Each record below gets repeated exactly, and pictures stay out of the copy.

# [Data records]
'''

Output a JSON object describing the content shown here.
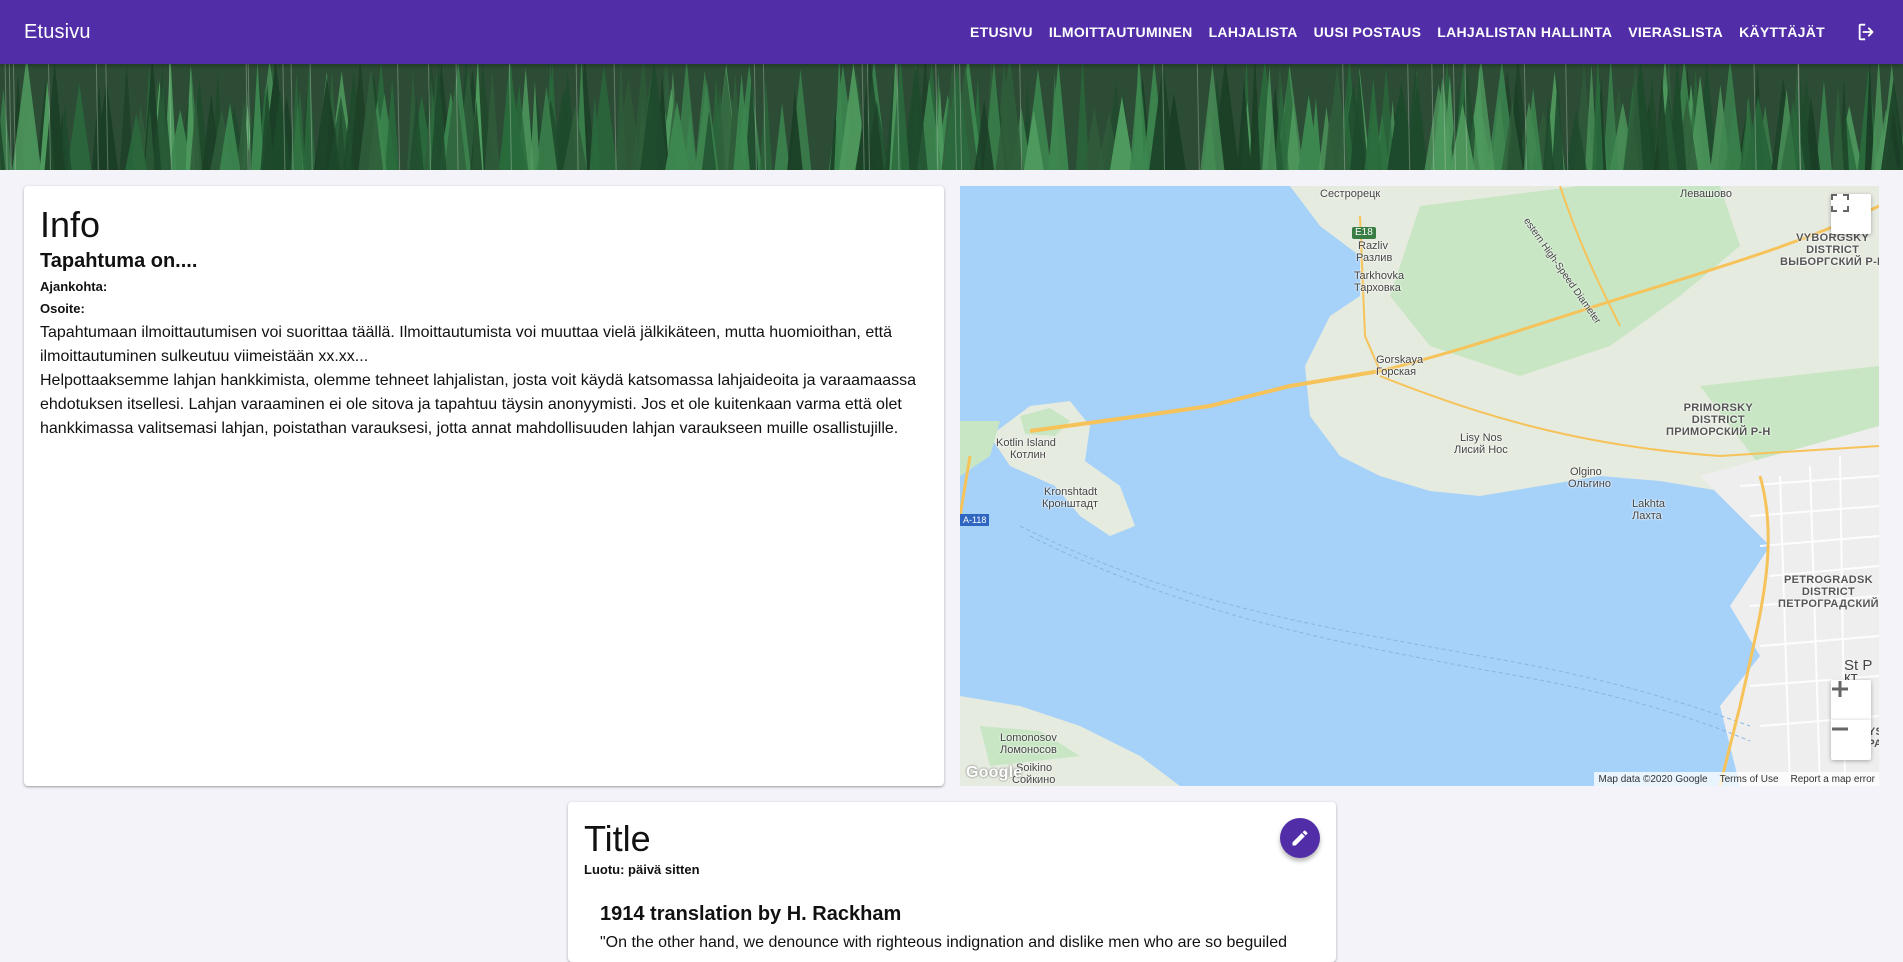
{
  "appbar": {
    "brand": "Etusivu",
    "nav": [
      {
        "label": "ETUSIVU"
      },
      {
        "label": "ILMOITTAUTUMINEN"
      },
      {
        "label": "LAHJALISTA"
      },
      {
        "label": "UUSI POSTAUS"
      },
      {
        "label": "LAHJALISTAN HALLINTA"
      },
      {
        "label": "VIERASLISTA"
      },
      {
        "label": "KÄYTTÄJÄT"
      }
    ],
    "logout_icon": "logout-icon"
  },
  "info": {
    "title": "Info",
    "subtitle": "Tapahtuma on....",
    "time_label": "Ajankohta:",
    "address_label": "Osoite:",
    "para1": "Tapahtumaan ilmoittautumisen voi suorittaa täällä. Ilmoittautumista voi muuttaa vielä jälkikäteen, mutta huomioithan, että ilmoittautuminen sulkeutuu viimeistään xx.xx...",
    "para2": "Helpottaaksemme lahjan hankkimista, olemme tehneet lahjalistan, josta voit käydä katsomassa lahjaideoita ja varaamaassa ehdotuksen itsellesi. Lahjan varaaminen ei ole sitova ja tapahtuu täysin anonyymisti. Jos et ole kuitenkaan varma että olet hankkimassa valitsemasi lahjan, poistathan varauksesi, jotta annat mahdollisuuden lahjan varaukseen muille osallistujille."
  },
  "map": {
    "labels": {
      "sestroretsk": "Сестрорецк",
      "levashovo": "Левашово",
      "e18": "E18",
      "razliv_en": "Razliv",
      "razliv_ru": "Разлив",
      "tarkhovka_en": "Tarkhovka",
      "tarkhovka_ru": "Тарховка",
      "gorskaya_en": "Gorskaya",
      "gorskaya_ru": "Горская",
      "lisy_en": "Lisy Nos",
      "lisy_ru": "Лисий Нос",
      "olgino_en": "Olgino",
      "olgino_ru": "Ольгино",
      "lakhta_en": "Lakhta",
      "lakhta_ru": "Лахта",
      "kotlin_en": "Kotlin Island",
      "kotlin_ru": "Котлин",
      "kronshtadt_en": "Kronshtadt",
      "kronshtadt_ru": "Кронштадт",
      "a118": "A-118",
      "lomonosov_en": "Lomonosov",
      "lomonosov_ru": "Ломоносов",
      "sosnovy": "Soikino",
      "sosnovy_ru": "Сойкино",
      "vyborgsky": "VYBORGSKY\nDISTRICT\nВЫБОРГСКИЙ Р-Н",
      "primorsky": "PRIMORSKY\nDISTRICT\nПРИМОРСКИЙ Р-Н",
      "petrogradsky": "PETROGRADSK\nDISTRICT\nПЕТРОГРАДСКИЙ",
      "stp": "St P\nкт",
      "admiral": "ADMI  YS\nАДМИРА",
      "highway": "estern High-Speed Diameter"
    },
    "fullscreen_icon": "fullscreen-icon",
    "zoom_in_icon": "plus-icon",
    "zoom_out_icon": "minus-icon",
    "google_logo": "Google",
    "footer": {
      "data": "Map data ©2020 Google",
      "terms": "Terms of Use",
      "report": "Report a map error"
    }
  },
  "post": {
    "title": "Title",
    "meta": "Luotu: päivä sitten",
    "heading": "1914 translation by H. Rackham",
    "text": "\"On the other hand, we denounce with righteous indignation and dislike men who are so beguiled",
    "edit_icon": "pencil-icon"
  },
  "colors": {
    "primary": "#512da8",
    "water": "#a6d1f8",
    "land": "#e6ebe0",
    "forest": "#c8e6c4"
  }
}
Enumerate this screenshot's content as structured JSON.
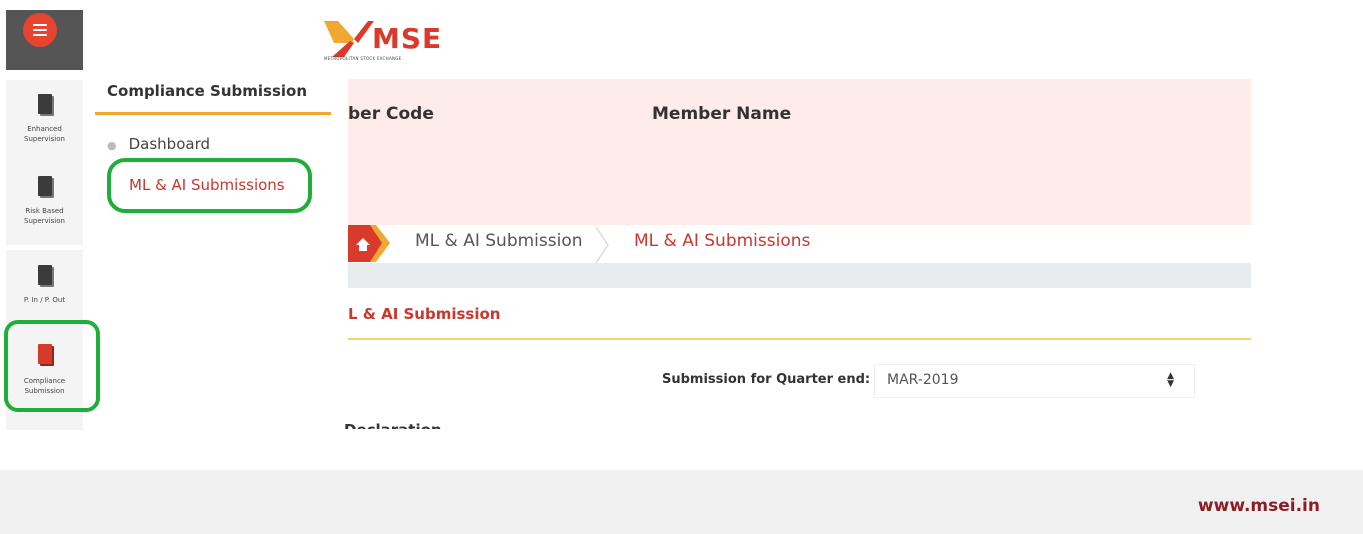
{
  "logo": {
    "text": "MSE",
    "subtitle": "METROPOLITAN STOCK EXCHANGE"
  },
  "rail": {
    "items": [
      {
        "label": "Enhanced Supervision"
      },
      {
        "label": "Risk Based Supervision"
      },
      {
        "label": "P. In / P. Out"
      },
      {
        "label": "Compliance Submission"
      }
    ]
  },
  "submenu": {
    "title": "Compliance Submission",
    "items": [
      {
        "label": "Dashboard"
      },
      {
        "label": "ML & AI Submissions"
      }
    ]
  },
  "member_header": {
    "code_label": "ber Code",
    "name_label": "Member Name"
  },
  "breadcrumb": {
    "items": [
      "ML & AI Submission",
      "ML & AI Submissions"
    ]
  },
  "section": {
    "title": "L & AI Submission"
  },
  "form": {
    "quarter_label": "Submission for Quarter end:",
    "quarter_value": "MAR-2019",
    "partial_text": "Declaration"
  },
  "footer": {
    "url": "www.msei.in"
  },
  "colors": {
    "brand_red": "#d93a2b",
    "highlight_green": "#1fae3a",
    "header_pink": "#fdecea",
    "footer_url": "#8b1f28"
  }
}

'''

# [Completed exercise]
Output a JSON object describing the content shown here.
{
  "appbar": {
    "brand": "Etusivu",
    "nav": [
      {
        "label": "ETUSIVU"
      },
      {
        "label": "ILMOITTAUTUMINEN"
      },
      {
        "label": "LAHJALISTA"
      },
      {
        "label": "UUSI POSTAUS"
      },
      {
        "label": "LAHJALISTAN HALLINTA"
      },
      {
        "label": "VIERASLISTA"
      },
      {
        "label": "KÄYTTÄJÄT"
      }
    ],
    "logout_icon": "logout-icon"
  },
  "info": {
    "title": "Info",
    "subtitle": "Tapahtuma on....",
    "time_label": "Ajankohta:",
    "address_label": "Osoite:",
    "para1": "Tapahtumaan ilmoittautumisen voi suorittaa täällä. Ilmoittautumista voi muuttaa vielä jälkikäteen, mutta huomioithan, että ilmoittautuminen sulkeutuu viimeistään xx.xx...",
    "para2": "Helpottaaksemme lahjan hankkimista, olemme tehneet lahjalistan, josta voit käydä katsomassa lahjaideoita ja varaamaassa ehdotuksen itsellesi. Lahjan varaaminen ei ole sitova ja tapahtuu täysin anonyymisti. Jos et ole kuitenkaan varma että olet hankkimassa valitsemasi lahjan, poistathan varauksesi, jotta annat mahdollisuuden lahjan varaukseen muille osallistujille."
  },
  "map": {
    "labels": {
      "sestroretsk": "Сестрорецк",
      "levashovo": "Левашово",
      "e18": "E18",
      "razliv_en": "Razliv",
      "razliv_ru": "Разлив",
      "tarkhovka_en": "Tarkhovka",
      "tarkhovka_ru": "Тарховка",
      "gorskaya_en": "Gorskaya",
      "gorskaya_ru": "Горская",
      "lisy_en": "Lisy Nos",
      "lisy_ru": "Лисий Нос",
      "olgino_en": "Olgino",
      "olgino_ru": "Ольгино",
      "lakhta_en": "Lakhta",
      "lakhta_ru": "Лахта",
      "kotlin_en": "Kotlin Island",
      "kotlin_ru": "Котлин",
      "kronshtadt_en": "Kronshtadt",
      "kronshtadt_ru": "Кронштадт",
      "a118": "A-118",
      "lomonosov_en": "Lomonosov",
      "lomonosov_ru": "Ломоносов",
      "sosnovy": "Soikino",
      "sosnovy_ru": "Сойкино",
      "vyborgsky": "VYBORGSKY\nDISTRICT\nВЫБОРГСКИЙ Р-Н",
      "primorsky": "PRIMORSKY\nDISTRICT\nПРИМОРСКИЙ Р-Н",
      "petrogradsky": "PETROGRADSK\nDISTRICT\nПЕТРОГРАДСКИЙ",
      "stp": "St P\nкт",
      "admiral": "ADMI  YS\nАДМИРА",
      "highway": "estern High-Speed Diameter"
    },
    "fullscreen_icon": "fullscreen-icon",
    "zoom_in_icon": "plus-icon",
    "zoom_out_icon": "minus-icon",
    "google_logo": "Google",
    "footer": {
      "data": "Map data ©2020 Google",
      "terms": "Terms of Use",
      "report": "Report a map error"
    }
  },
  "post": {
    "title": "Title",
    "meta": "Luotu: päivä sitten",
    "heading": "1914 translation by H. Rackham",
    "text": "\"On the other hand, we denounce with righteous indignation and dislike men who are so beguiled",
    "edit_icon": "pencil-icon"
  },
  "colors": {
    "primary": "#512da8",
    "water": "#a6d1f8",
    "land": "#e6ebe0",
    "forest": "#c8e6c4"
  }
}
Enumerate this screenshot's content as structured JSON.
{
  "logo": {
    "text": "MSE",
    "subtitle": "METROPOLITAN STOCK EXCHANGE"
  },
  "rail": {
    "items": [
      {
        "label": "Enhanced Supervision"
      },
      {
        "label": "Risk Based Supervision"
      },
      {
        "label": "P. In / P. Out"
      },
      {
        "label": "Compliance Submission"
      }
    ]
  },
  "submenu": {
    "title": "Compliance Submission",
    "items": [
      {
        "label": "Dashboard"
      },
      {
        "label": "ML & AI Submissions"
      }
    ]
  },
  "member_header": {
    "code_label": "ber Code",
    "name_label": "Member Name"
  },
  "breadcrumb": {
    "items": [
      "ML & AI Submission",
      "ML & AI Submissions"
    ]
  },
  "section": {
    "title": "L & AI Submission"
  },
  "form": {
    "quarter_label": "Submission for Quarter end:",
    "quarter_value": "MAR-2019",
    "partial_text": "Declaration"
  },
  "footer": {
    "url": "www.msei.in"
  },
  "colors": {
    "brand_red": "#d93a2b",
    "highlight_green": "#1fae3a",
    "header_pink": "#fdecea",
    "footer_url": "#8b1f28"
  }
}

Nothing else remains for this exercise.